Later that year, Hayes high-tailed it down to Nashville accompanied by the ever-soaring, Riding High. And it’s been non-stop classics tbh.
I’ve seen this band countless times around the city in very good bars that I miss playing great tunes with fun banter, and they’ve even been gracious enough to play a few of our shows in the early days.
What draws me to Hayes’ music above the “sparkling” guitar melodies and sock-hop vibes are the lyrics – memories, conversations, and thoughts in solitude stretched out over time, considered, and put down to paper in a way that’s simply true, like, for instance:
We caught up with Hayes to see how the journey’s been and what’s on the horizon.
ID: Tell us about the process of making your latest single, “$57.00”.

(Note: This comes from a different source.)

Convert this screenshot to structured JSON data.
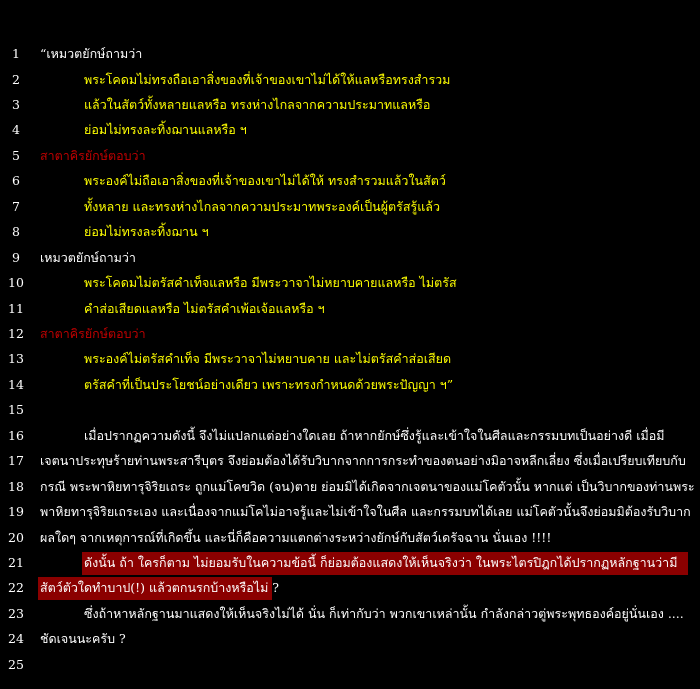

Everything about this song was easy, except the experiences that inspired it I guess. It was written within the space of a day and passed the road test pretty quickly. I knew it had to be simple and sparse and I knew I wanted to record it as soon as possible. It would be quite some time before I’d end up in a studio, but by then I’d spent so much time with the song that it came together “like that.” That’s due in part to the talent of Gabe Rabben and Sam Wilson, who found ways to honor a really stripped-down arrangement with some lovely pedal steel and production touches. Sometimes a song seems like it was sent to you and the pieces fall together with almost no effort. “$57.00” was one of those, with a lockdown worth of waiting time between writing it and releasing it.
ID: What’s your favorite thing to do to spend time nowadays?
Before it got cold, I was fishing three times a week. Talk about a good way to pass time. Otherwise, I think the pandemic has really made me appreciate new music. That’s not to say I’m all caught up, but the ritual of daily, active listening has taken on a lot more meaning. New releases feel like gifts now and I’m doing my best not to take them for granted. Also trying to work through a stack of books I’ve been neglecting. I’ve got Miles Davis’ autobiography up next and some fiction I’m excited to get to after that. Any source of entertainment that isn’t a screen adds a lot of value to daily life, for me. If it’s a new release, that’s great. If it’s a book, that’s great too. If it’s a trout in the net or a new song in the voice memos, I’m having the ideal day.
ID: Anything else you’d like us to know?
I spent the summer writing and demoing and writing and demoing. There are so many songs waiting to be properly recorded, fleshed out and released. Songs with new sounds and instrumentation and new ideas, songs I love already. When the time is right I want to get them out there and hand them over to you all. Just know that if you’re wanting more, there’s always more coming. If not, they’re coming anyway.
ID: And importantly, what tracks/albums have been on loop for you so far this year? (or if you’re still in a time-warp like everyone else, just hit me with some greats from last year.)
Minor Moon has a new record coming out in March. The singles that have been released are so good and really reward plenty of listening time. That’s what I’ve been most excited about in 2021, real eager to hear the whole thing.
At the tail end of 2020, I spent a lot of time with the newest Cut Worms album, can’t recommend that one enough.
Have also been getting back into The Bee Gees, neither recent nor up and coming, but a very good time.
FIND / SUPPORT HAYES PEEBLES: https://hayespeebles.bandcamp.com/. Also, Hayes says “I think the best thing you can do to support artists you love is to buy some of their music or merch on a platform that gives them a fair share before you fall into the habit of streaming their tunes.”